#### [SOURCE MATERIAL]
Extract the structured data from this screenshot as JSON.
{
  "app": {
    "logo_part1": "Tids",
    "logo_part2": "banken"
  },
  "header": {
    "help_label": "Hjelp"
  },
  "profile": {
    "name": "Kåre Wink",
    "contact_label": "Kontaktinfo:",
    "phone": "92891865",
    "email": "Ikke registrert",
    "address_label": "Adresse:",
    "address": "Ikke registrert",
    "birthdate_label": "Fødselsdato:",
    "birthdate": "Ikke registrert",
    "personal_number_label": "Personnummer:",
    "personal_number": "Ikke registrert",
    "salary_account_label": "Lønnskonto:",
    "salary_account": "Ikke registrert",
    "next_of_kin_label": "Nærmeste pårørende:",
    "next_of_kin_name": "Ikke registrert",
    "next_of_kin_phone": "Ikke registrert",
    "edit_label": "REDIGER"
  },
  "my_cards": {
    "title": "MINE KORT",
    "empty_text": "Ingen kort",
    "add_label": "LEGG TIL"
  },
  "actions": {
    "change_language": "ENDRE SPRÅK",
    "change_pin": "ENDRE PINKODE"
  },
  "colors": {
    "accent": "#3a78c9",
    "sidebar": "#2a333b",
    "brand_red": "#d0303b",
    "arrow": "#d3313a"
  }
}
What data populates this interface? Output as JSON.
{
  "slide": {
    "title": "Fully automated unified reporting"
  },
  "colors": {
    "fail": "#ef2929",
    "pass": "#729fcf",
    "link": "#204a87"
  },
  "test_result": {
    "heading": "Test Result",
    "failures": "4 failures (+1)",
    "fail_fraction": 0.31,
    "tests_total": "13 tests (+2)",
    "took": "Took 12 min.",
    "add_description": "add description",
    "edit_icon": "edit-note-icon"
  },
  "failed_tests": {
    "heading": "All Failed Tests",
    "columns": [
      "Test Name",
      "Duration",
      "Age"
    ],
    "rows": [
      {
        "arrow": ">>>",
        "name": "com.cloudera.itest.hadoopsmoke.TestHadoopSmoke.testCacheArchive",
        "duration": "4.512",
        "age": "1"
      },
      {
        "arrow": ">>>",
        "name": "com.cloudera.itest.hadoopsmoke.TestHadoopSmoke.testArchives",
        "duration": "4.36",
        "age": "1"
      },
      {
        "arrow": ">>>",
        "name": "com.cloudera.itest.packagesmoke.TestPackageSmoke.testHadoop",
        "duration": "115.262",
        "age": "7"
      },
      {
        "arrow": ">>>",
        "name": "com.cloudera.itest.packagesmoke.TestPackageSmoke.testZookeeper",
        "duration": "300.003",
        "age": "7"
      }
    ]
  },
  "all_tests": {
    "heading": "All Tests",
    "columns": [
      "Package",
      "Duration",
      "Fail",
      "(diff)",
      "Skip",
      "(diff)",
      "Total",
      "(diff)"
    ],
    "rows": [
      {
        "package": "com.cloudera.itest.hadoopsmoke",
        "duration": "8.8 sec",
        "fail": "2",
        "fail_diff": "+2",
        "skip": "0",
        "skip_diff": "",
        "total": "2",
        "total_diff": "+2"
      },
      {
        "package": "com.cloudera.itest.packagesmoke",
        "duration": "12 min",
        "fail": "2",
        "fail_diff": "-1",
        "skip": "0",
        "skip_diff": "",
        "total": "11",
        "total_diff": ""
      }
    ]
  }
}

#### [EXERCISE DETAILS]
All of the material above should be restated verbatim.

#### [TASK SOLUTION]
Extract the structured data from this screenshot as JSON.
{
  "app": {
    "logo_part1": "Tids",
    "logo_part2": "banken"
  },
  "header": {
    "help_label": "Hjelp"
  },
  "profile": {
    "name": "Kåre Wink",
    "contact_label": "Kontaktinfo:",
    "phone": "92891865",
    "email": "Ikke registrert",
    "address_label": "Adresse:",
    "address": "Ikke registrert",
    "birthdate_label": "Fødselsdato:",
    "birthdate": "Ikke registrert",
    "personal_number_label": "Personnummer:",
    "personal_number": "Ikke registrert",
    "salary_account_label": "Lønnskonto:",
    "salary_account": "Ikke registrert",
    "next_of_kin_label": "Nærmeste pårørende:",
    "next_of_kin_name": "Ikke registrert",
    "next_of_kin_phone": "Ikke registrert",
    "edit_label": "REDIGER"
  },
  "my_cards": {
    "title": "MINE KORT",
    "empty_text": "Ingen kort",
    "add_label": "LEGG TIL"
  },
  "actions": {
    "change_language": "ENDRE SPRÅK",
    "change_pin": "ENDRE PINKODE"
  },
  "colors": {
    "accent": "#3a78c9",
    "sidebar": "#2a333b",
    "brand_red": "#d0303b",
    "arrow": "#d3313a"
  }
}
What data populates this interface? Output as JSON.
{
  "slide": {
    "title": "Fully automated unified reporting"
  },
  "colors": {
    "fail": "#ef2929",
    "pass": "#729fcf",
    "link": "#204a87"
  },
  "test_result": {
    "heading": "Test Result",
    "failures": "4 failures (+1)",
    "fail_fraction": 0.31,
    "tests_total": "13 tests (+2)",
    "took": "Took 12 min.",
    "add_description": "add description",
    "edit_icon": "edit-note-icon"
  },
  "failed_tests": {
    "heading": "All Failed Tests",
    "columns": [
      "Test Name",
      "Duration",
      "Age"
    ],
    "rows": [
      {
        "arrow": ">>>",
        "name": "com.cloudera.itest.hadoopsmoke.TestHadoopSmoke.testCacheArchive",
        "duration": "4.512",
        "age": "1"
      },
      {
        "arrow": ">>>",
        "name": "com.cloudera.itest.hadoopsmoke.TestHadoopSmoke.testArchives",
        "duration": "4.36",
        "age": "1"
      },
      {
        "arrow": ">>>",
        "name": "com.cloudera.itest.packagesmoke.TestPackageSmoke.testHadoop",
        "duration": "115.262",
        "age": "7"
      },
      {
        "arrow": ">>>",
        "name": "com.cloudera.itest.packagesmoke.TestPackageSmoke.testZookeeper",
        "duration": "300.003",
        "age": "7"
      }
    ]
  },
  "all_tests": {
    "heading": "All Tests",
    "columns": [
      "Package",
      "Duration",
      "Fail",
      "(diff)",
      "Skip",
      "(diff)",
      "Total",
      "(diff)"
    ],
    "rows": [
      {
        "package": "com.cloudera.itest.hadoopsmoke",
        "duration": "8.8 sec",
        "fail": "2",
        "fail_diff": "+2",
        "skip": "0",
        "skip_diff": "",
        "total": "2",
        "total_diff": "+2"
      },
      {
        "package": "com.cloudera.itest.packagesmoke",
        "duration": "12 min",
        "fail": "2",
        "fail_diff": "-1",
        "skip": "0",
        "skip_diff": "",
        "total": "11",
        "total_diff": ""
      }
    ]
  }
}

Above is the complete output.